» Activity
Word for word, restate all of the entries.

= = =

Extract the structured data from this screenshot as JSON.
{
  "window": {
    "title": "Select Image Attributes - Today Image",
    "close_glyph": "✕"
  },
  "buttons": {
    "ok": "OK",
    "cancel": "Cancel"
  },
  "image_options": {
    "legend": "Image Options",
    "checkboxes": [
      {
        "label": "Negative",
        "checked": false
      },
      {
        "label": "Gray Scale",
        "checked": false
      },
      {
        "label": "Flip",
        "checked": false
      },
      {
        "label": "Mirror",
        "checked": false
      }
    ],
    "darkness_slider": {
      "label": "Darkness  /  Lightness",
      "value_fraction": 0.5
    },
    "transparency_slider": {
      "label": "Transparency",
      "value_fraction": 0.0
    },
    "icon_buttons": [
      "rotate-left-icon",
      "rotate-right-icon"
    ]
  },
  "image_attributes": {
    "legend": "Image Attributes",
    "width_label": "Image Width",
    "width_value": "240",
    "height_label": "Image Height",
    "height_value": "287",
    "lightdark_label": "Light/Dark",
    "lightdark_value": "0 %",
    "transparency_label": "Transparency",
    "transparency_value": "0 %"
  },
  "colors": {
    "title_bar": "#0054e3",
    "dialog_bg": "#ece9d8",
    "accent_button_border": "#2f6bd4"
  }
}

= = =

» Reply
Extract the structured data from this screenshot as JSON.
{
  "window": {
    "title": "Select Image Attributes - Today Image",
    "close_glyph": "✕"
  },
  "buttons": {
    "ok": "OK",
    "cancel": "Cancel"
  },
  "image_options": {
    "legend": "Image Options",
    "checkboxes": [
      {
        "label": "Negative",
        "checked": false
      },
      {
        "label": "Gray Scale",
        "checked": false
      },
      {
        "label": "Flip",
        "checked": false
      },
      {
        "label": "Mirror",
        "checked": false
      }
    ],
    "darkness_slider": {
      "label": "Darkness  /  Lightness",
      "value_fraction": 0.5
    },
    "transparency_slider": {
      "label": "Transparency",
      "value_fraction": 0.0
    },
    "icon_buttons": [
      "rotate-left-icon",
      "rotate-right-icon"
    ]
  },
  "image_attributes": {
    "legend": "Image Attributes",
    "width_label": "Image Width",
    "width_value": "240",
    "height_label": "Image Height",
    "height_value": "287",
    "lightdark_label": "Light/Dark",
    "lightdark_value": "0 %",
    "transparency_label": "Transparency",
    "transparency_value": "0 %"
  },
  "colors": {
    "title_bar": "#0054e3",
    "dialog_bg": "#ece9d8",
    "accent_button_border": "#2f6bd4"
  }
}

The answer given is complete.